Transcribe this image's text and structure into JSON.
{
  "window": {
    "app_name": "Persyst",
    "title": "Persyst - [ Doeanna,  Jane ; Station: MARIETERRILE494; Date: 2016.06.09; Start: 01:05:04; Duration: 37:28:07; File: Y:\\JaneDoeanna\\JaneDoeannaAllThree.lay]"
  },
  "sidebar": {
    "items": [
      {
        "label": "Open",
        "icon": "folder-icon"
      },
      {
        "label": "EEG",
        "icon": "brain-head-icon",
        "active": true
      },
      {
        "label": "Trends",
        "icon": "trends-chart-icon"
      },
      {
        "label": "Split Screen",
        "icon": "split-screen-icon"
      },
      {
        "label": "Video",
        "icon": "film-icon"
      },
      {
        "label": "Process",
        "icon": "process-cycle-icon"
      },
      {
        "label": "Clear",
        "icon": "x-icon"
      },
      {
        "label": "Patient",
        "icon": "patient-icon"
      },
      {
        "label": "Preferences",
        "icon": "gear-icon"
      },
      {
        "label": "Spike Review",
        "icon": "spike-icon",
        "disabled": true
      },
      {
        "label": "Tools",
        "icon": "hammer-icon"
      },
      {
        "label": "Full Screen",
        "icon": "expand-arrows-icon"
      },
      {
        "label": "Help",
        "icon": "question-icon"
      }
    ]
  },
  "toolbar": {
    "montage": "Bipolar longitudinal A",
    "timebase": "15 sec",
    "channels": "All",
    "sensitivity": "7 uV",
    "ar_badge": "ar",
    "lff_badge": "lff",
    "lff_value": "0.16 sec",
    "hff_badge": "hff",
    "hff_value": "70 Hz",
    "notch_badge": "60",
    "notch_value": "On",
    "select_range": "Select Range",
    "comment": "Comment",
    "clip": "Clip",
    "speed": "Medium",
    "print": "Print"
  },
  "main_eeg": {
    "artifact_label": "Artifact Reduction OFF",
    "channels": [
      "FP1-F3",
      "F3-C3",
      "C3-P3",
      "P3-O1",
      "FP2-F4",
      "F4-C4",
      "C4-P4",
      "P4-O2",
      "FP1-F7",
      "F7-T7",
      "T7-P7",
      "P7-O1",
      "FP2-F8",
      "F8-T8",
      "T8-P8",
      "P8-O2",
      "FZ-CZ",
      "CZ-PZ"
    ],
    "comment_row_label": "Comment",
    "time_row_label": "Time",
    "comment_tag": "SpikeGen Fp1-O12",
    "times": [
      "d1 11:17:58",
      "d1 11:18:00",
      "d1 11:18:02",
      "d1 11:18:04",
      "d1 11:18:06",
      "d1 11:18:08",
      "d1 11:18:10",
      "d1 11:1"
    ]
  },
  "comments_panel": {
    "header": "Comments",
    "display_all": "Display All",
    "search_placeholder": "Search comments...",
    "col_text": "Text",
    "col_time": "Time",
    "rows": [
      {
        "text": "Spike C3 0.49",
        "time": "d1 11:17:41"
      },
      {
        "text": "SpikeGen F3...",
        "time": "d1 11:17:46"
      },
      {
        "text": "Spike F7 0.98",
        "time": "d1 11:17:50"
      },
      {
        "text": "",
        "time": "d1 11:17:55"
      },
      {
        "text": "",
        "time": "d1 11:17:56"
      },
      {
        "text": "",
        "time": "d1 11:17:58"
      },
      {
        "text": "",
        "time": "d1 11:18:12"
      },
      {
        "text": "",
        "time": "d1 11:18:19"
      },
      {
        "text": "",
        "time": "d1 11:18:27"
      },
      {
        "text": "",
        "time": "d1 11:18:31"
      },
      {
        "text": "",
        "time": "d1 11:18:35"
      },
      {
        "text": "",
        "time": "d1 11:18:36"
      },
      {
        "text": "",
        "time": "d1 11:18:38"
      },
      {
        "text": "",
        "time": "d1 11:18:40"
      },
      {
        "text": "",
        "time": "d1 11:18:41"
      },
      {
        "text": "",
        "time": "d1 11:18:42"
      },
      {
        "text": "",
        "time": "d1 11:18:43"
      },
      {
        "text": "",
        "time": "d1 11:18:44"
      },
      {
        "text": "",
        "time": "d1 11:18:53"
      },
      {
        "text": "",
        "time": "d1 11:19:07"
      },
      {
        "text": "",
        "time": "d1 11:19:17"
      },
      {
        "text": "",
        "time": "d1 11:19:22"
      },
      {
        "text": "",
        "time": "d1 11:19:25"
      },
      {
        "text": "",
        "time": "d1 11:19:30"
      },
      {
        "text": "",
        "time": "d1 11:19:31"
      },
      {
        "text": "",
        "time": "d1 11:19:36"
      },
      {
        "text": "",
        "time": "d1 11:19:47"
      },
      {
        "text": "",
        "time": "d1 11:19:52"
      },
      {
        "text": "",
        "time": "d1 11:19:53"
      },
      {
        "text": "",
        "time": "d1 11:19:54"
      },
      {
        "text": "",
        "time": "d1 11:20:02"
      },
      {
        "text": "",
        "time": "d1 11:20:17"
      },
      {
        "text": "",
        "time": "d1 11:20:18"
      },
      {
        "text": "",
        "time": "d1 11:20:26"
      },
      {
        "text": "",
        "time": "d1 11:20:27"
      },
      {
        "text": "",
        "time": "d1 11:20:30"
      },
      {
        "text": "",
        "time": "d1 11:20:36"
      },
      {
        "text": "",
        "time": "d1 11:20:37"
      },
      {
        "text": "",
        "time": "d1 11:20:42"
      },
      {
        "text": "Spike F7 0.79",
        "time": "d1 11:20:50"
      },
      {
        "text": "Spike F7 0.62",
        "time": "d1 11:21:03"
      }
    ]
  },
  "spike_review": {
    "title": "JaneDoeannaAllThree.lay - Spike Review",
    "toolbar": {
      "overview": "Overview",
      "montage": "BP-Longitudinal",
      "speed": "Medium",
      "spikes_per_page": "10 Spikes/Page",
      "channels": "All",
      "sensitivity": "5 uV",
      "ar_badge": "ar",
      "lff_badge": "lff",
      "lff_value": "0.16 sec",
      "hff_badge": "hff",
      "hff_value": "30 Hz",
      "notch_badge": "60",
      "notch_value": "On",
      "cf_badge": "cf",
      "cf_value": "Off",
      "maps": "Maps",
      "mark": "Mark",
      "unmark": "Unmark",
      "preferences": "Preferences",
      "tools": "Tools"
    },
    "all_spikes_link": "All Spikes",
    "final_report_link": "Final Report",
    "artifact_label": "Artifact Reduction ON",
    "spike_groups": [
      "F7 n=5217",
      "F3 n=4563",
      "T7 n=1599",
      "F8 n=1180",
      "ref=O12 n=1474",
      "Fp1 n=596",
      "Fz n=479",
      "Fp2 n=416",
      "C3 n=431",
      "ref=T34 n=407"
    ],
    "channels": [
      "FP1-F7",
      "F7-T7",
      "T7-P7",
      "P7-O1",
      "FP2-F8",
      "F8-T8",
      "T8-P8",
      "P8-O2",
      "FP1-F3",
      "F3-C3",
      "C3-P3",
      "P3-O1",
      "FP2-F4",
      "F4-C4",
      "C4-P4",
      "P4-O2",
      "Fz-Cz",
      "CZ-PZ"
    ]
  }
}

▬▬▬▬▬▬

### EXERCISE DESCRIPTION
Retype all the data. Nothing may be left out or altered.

### ANSWER AREA
Transcribe this image's text and structure into JSON.
{
  "window": {
    "app_name": "Persyst",
    "title": "Persyst - [ Doeanna,  Jane ; Station: MARIETERRILE494; Date: 2016.06.09; Start: 01:05:04; Duration: 37:28:07; File: Y:\\JaneDoeanna\\JaneDoeannaAllThree.lay]"
  },
  "sidebar": {
    "items": [
      {
        "label": "Open",
        "icon": "folder-icon"
      },
      {
        "label": "EEG",
        "icon": "brain-head-icon",
        "active": true
      },
      {
        "label": "Trends",
        "icon": "trends-chart-icon"
      },
      {
        "label": "Split Screen",
        "icon": "split-screen-icon"
      },
      {
        "label": "Video",
        "icon": "film-icon"
      },
      {
        "label": "Process",
        "icon": "process-cycle-icon"
      },
      {
        "label": "Clear",
        "icon": "x-icon"
      },
      {
        "label": "Patient",
        "icon": "patient-icon"
      },
      {
        "label": "Preferences",
        "icon": "gear-icon"
      },
      {
        "label": "Spike Review",
        "icon": "spike-icon",
        "disabled": true
      },
      {
        "label": "Tools",
        "icon": "hammer-icon"
      },
      {
        "label": "Full Screen",
        "icon": "expand-arrows-icon"
      },
      {
        "label": "Help",
        "icon": "question-icon"
      }
    ]
  },
  "toolbar": {
    "montage": "Bipolar longitudinal A",
    "timebase": "15 sec",
    "channels": "All",
    "sensitivity": "7 uV",
    "ar_badge": "ar",
    "lff_badge": "lff",
    "lff_value": "0.16 sec",
    "hff_badge": "hff",
    "hff_value": "70 Hz",
    "notch_badge": "60",
    "notch_value": "On",
    "select_range": "Select Range",
    "comment": "Comment",
    "clip": "Clip",
    "speed": "Medium",
    "print": "Print"
  },
  "main_eeg": {
    "artifact_label": "Artifact Reduction OFF",
    "channels": [
      "FP1-F3",
      "F3-C3",
      "C3-P3",
      "P3-O1",
      "FP2-F4",
      "F4-C4",
      "C4-P4",
      "P4-O2",
      "FP1-F7",
      "F7-T7",
      "T7-P7",
      "P7-O1",
      "FP2-F8",
      "F8-T8",
      "T8-P8",
      "P8-O2",
      "FZ-CZ",
      "CZ-PZ"
    ],
    "comment_row_label": "Comment",
    "time_row_label": "Time",
    "comment_tag": "SpikeGen Fp1-O12",
    "times": [
      "d1 11:17:58",
      "d1 11:18:00",
      "d1 11:18:02",
      "d1 11:18:04",
      "d1 11:18:06",
      "d1 11:18:08",
      "d1 11:18:10",
      "d1 11:1"
    ]
  },
  "comments_panel": {
    "header": "Comments",
    "display_all": "Display All",
    "search_placeholder": "Search comments...",
    "col_text": "Text",
    "col_time": "Time",
    "rows": [
      {
        "text": "Spike C3 0.49",
        "time": "d1 11:17:41"
      },
      {
        "text": "SpikeGen F3...",
        "time": "d1 11:17:46"
      },
      {
        "text": "Spike F7 0.98",
        "time": "d1 11:17:50"
      },
      {
        "text": "",
        "time": "d1 11:17:55"
      },
      {
        "text": "",
        "time": "d1 11:17:56"
      },
      {
        "text": "",
        "time": "d1 11:17:58"
      },
      {
        "text": "",
        "time": "d1 11:18:12"
      },
      {
        "text": "",
        "time": "d1 11:18:19"
      },
      {
        "text": "",
        "time": "d1 11:18:27"
      },
      {
        "text": "",
        "time": "d1 11:18:31"
      },
      {
        "text": "",
        "time": "d1 11:18:35"
      },
      {
        "text": "",
        "time": "d1 11:18:36"
      },
      {
        "text": "",
        "time": "d1 11:18:38"
      },
      {
        "text": "",
        "time": "d1 11:18:40"
      },
      {
        "text": "",
        "time": "d1 11:18:41"
      },
      {
        "text": "",
        "time": "d1 11:18:42"
      },
      {
        "text": "",
        "time": "d1 11:18:43"
      },
      {
        "text": "",
        "time": "d1 11:18:44"
      },
      {
        "text": "",
        "time": "d1 11:18:53"
      },
      {
        "text": "",
        "time": "d1 11:19:07"
      },
      {
        "text": "",
        "time": "d1 11:19:17"
      },
      {
        "text": "",
        "time": "d1 11:19:22"
      },
      {
        "text": "",
        "time": "d1 11:19:25"
      },
      {
        "text": "",
        "time": "d1 11:19:30"
      },
      {
        "text": "",
        "time": "d1 11:19:31"
      },
      {
        "text": "",
        "time": "d1 11:19:36"
      },
      {
        "text": "",
        "time": "d1 11:19:47"
      },
      {
        "text": "",
        "time": "d1 11:19:52"
      },
      {
        "text": "",
        "time": "d1 11:19:53"
      },
      {
        "text": "",
        "time": "d1 11:19:54"
      },
      {
        "text": "",
        "time": "d1 11:20:02"
      },
      {
        "text": "",
        "time": "d1 11:20:17"
      },
      {
        "text": "",
        "time": "d1 11:20:18"
      },
      {
        "text": "",
        "time": "d1 11:20:26"
      },
      {
        "text": "",
        "time": "d1 11:20:27"
      },
      {
        "text": "",
        "time": "d1 11:20:30"
      },
      {
        "text": "",
        "time": "d1 11:20:36"
      },
      {
        "text": "",
        "time": "d1 11:20:37"
      },
      {
        "text": "",
        "time": "d1 11:20:42"
      },
      {
        "text": "Spike F7 0.79",
        "time": "d1 11:20:50"
      },
      {
        "text": "Spike F7 0.62",
        "time": "d1 11:21:03"
      }
    ]
  },
  "spike_review": {
    "title": "JaneDoeannaAllThree.lay - Spike Review",
    "toolbar": {
      "overview": "Overview",
      "montage": "BP-Longitudinal",
      "speed": "Medium",
      "spikes_per_page": "10 Spikes/Page",
      "channels": "All",
      "sensitivity": "5 uV",
      "ar_badge": "ar",
      "lff_badge": "lff",
      "lff_value": "0.16 sec",
      "hff_badge": "hff",
      "hff_value": "30 Hz",
      "notch_badge": "60",
      "notch_value": "On",
      "cf_badge": "cf",
      "cf_value": "Off",
      "maps": "Maps",
      "mark": "Mark",
      "unmark": "Unmark",
      "preferences": "Preferences",
      "tools": "Tools"
    },
    "all_spikes_link": "All Spikes",
    "final_report_link": "Final Report",
    "artifact_label": "Artifact Reduction ON",
    "spike_groups": [
      "F7 n=5217",
      "F3 n=4563",
      "T7 n=1599",
      "F8 n=1180",
      "ref=O12 n=1474",
      "Fp1 n=596",
      "Fz n=479",
      "Fp2 n=416",
      "C3 n=431",
      "ref=T34 n=407"
    ],
    "channels": [
      "FP1-F7",
      "F7-T7",
      "T7-P7",
      "P7-O1",
      "FP2-F8",
      "F8-T8",
      "T8-P8",
      "P8-O2",
      "FP1-F3",
      "F3-C3",
      "C3-P3",
      "P3-O1",
      "FP2-F4",
      "F4-C4",
      "C4-P4",
      "P4-O2",
      "Fz-Cz",
      "CZ-PZ"
    ]
  }
}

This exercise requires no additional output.